◆ DATA UNDER STUDY
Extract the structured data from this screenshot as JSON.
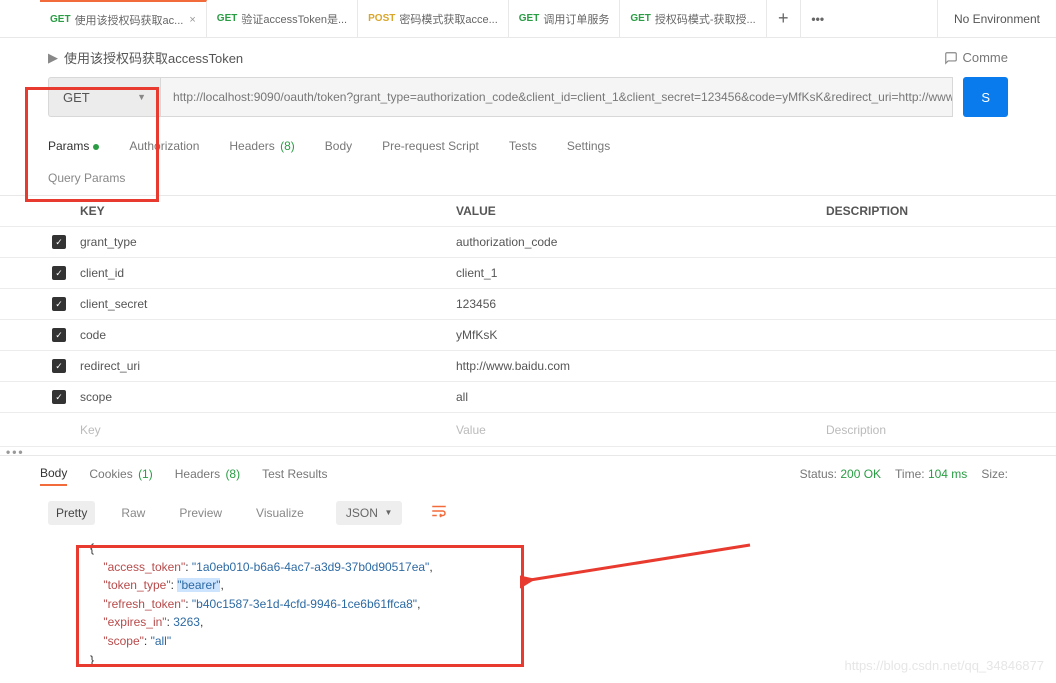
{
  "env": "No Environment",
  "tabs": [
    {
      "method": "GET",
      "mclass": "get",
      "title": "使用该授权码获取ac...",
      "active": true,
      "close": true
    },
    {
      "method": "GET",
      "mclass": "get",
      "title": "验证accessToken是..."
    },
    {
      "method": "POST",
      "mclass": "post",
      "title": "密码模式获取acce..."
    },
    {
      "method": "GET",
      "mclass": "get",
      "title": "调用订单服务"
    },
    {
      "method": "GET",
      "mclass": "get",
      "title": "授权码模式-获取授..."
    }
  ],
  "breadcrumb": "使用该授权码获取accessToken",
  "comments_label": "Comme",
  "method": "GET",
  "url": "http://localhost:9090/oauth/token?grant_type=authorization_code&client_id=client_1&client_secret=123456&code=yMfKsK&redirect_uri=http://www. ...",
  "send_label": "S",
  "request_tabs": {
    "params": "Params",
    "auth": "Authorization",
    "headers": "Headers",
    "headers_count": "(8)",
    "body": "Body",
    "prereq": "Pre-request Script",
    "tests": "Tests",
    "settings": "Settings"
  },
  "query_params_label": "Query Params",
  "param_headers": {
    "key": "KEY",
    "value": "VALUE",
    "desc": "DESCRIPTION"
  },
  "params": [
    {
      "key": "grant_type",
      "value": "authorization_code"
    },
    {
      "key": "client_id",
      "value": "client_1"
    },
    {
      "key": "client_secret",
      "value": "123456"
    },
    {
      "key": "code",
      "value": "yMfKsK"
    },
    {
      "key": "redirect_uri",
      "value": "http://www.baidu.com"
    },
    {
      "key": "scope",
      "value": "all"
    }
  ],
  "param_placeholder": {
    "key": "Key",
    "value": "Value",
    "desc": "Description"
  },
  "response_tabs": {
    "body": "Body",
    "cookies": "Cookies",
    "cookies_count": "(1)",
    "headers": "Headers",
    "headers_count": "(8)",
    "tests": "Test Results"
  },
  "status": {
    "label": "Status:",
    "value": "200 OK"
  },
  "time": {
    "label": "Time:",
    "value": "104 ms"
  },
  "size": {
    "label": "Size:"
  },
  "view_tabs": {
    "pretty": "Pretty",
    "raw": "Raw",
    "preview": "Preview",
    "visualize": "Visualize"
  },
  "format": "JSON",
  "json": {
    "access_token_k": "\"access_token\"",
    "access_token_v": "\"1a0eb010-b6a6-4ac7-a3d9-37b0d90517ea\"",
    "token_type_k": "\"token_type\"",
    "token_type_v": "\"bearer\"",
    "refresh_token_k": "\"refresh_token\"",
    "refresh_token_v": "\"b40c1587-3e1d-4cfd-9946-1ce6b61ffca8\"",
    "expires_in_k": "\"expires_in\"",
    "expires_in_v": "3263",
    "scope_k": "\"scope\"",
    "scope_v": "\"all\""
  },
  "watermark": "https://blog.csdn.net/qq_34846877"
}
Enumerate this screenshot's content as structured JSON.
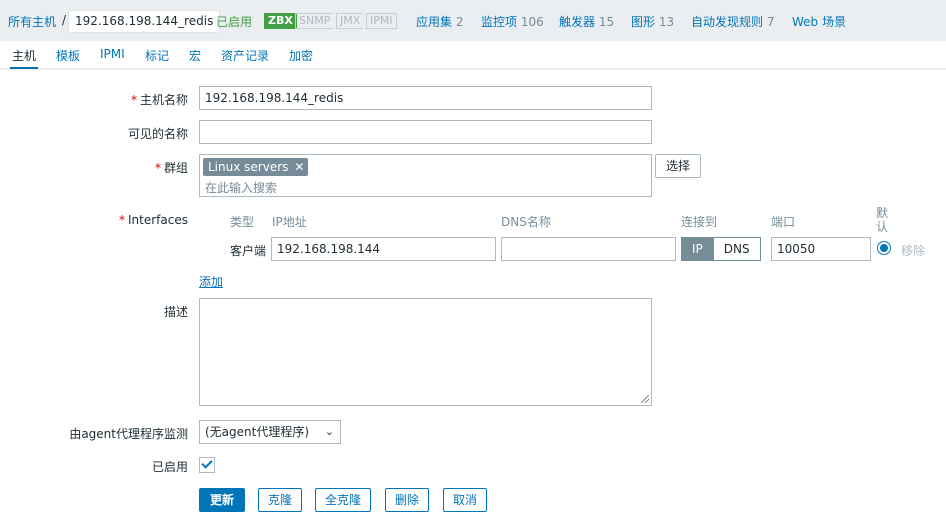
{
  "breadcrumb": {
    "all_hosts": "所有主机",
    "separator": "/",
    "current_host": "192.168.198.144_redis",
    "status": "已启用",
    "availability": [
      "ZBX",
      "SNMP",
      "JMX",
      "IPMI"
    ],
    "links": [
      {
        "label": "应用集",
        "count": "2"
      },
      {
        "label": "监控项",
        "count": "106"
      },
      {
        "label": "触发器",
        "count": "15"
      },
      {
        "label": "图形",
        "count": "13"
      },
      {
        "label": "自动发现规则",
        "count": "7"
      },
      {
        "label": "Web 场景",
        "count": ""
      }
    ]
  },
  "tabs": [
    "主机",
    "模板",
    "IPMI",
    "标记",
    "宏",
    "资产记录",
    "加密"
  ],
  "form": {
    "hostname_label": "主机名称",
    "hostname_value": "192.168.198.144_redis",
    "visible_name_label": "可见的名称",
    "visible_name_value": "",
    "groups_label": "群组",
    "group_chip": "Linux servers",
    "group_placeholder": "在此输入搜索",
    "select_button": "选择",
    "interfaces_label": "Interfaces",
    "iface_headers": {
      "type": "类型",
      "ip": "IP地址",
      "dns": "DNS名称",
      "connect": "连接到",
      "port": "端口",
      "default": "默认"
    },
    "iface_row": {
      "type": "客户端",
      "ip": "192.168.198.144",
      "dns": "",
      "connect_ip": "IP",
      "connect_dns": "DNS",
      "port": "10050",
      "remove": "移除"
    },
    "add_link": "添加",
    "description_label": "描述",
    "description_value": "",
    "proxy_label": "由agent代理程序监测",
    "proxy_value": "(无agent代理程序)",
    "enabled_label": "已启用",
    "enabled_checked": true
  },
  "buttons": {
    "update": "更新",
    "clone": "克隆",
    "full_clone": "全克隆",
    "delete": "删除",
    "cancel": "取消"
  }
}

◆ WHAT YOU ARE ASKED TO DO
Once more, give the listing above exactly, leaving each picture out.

◆ RESULT
Extract the structured data from this screenshot as JSON.
{
  "env": "No Environment",
  "tabs": [
    {
      "method": "GET",
      "mclass": "get",
      "title": "使用该授权码获取ac...",
      "active": true,
      "close": true
    },
    {
      "method": "GET",
      "mclass": "get",
      "title": "验证accessToken是..."
    },
    {
      "method": "POST",
      "mclass": "post",
      "title": "密码模式获取acce..."
    },
    {
      "method": "GET",
      "mclass": "get",
      "title": "调用订单服务"
    },
    {
      "method": "GET",
      "mclass": "get",
      "title": "授权码模式-获取授..."
    }
  ],
  "breadcrumb": "使用该授权码获取accessToken",
  "comments_label": "Comme",
  "method": "GET",
  "url": "http://localhost:9090/oauth/token?grant_type=authorization_code&client_id=client_1&client_secret=123456&code=yMfKsK&redirect_uri=http://www. ...",
  "send_label": "S",
  "request_tabs": {
    "params": "Params",
    "auth": "Authorization",
    "headers": "Headers",
    "headers_count": "(8)",
    "body": "Body",
    "prereq": "Pre-request Script",
    "tests": "Tests",
    "settings": "Settings"
  },
  "query_params_label": "Query Params",
  "param_headers": {
    "key": "KEY",
    "value": "VALUE",
    "desc": "DESCRIPTION"
  },
  "params": [
    {
      "key": "grant_type",
      "value": "authorization_code"
    },
    {
      "key": "client_id",
      "value": "client_1"
    },
    {
      "key": "client_secret",
      "value": "123456"
    },
    {
      "key": "code",
      "value": "yMfKsK"
    },
    {
      "key": "redirect_uri",
      "value": "http://www.baidu.com"
    },
    {
      "key": "scope",
      "value": "all"
    }
  ],
  "param_placeholder": {
    "key": "Key",
    "value": "Value",
    "desc": "Description"
  },
  "response_tabs": {
    "body": "Body",
    "cookies": "Cookies",
    "cookies_count": "(1)",
    "headers": "Headers",
    "headers_count": "(8)",
    "tests": "Test Results"
  },
  "status": {
    "label": "Status:",
    "value": "200 OK"
  },
  "time": {
    "label": "Time:",
    "value": "104 ms"
  },
  "size": {
    "label": "Size:"
  },
  "view_tabs": {
    "pretty": "Pretty",
    "raw": "Raw",
    "preview": "Preview",
    "visualize": "Visualize"
  },
  "format": "JSON",
  "json": {
    "access_token_k": "\"access_token\"",
    "access_token_v": "\"1a0eb010-b6a6-4ac7-a3d9-37b0d90517ea\"",
    "token_type_k": "\"token_type\"",
    "token_type_v": "\"bearer\"",
    "refresh_token_k": "\"refresh_token\"",
    "refresh_token_v": "\"b40c1587-3e1d-4cfd-9946-1ce6b61ffca8\"",
    "expires_in_k": "\"expires_in\"",
    "expires_in_v": "3263",
    "scope_k": "\"scope\"",
    "scope_v": "\"all\""
  },
  "watermark": "https://blog.csdn.net/qq_34846877"
}
Enumerate this screenshot's content as structured JSON.
{
  "breadcrumb": {
    "all_hosts": "所有主机",
    "separator": "/",
    "current_host": "192.168.198.144_redis",
    "status": "已启用",
    "availability": [
      "ZBX",
      "SNMP",
      "JMX",
      "IPMI"
    ],
    "links": [
      {
        "label": "应用集",
        "count": "2"
      },
      {
        "label": "监控项",
        "count": "106"
      },
      {
        "label": "触发器",
        "count": "15"
      },
      {
        "label": "图形",
        "count": "13"
      },
      {
        "label": "自动发现规则",
        "count": "7"
      },
      {
        "label": "Web 场景",
        "count": ""
      }
    ]
  },
  "tabs": [
    "主机",
    "模板",
    "IPMI",
    "标记",
    "宏",
    "资产记录",
    "加密"
  ],
  "form": {
    "hostname_label": "主机名称",
    "hostname_value": "192.168.198.144_redis",
    "visible_name_label": "可见的名称",
    "visible_name_value": "",
    "groups_label": "群组",
    "group_chip": "Linux servers",
    "group_placeholder": "在此输入搜索",
    "select_button": "选择",
    "interfaces_label": "Interfaces",
    "iface_headers": {
      "type": "类型",
      "ip": "IP地址",
      "dns": "DNS名称",
      "connect": "连接到",
      "port": "端口",
      "default": "默认"
    },
    "iface_row": {
      "type": "客户端",
      "ip": "192.168.198.144",
      "dns": "",
      "connect_ip": "IP",
      "connect_dns": "DNS",
      "port": "10050",
      "remove": "移除"
    },
    "add_link": "添加",
    "description_label": "描述",
    "description_value": "",
    "proxy_label": "由agent代理程序监测",
    "proxy_value": "(无agent代理程序)",
    "enabled_label": "已启用",
    "enabled_checked": true
  },
  "buttons": {
    "update": "更新",
    "clone": "克隆",
    "full_clone": "全克隆",
    "delete": "删除",
    "cancel": "取消"
  }
}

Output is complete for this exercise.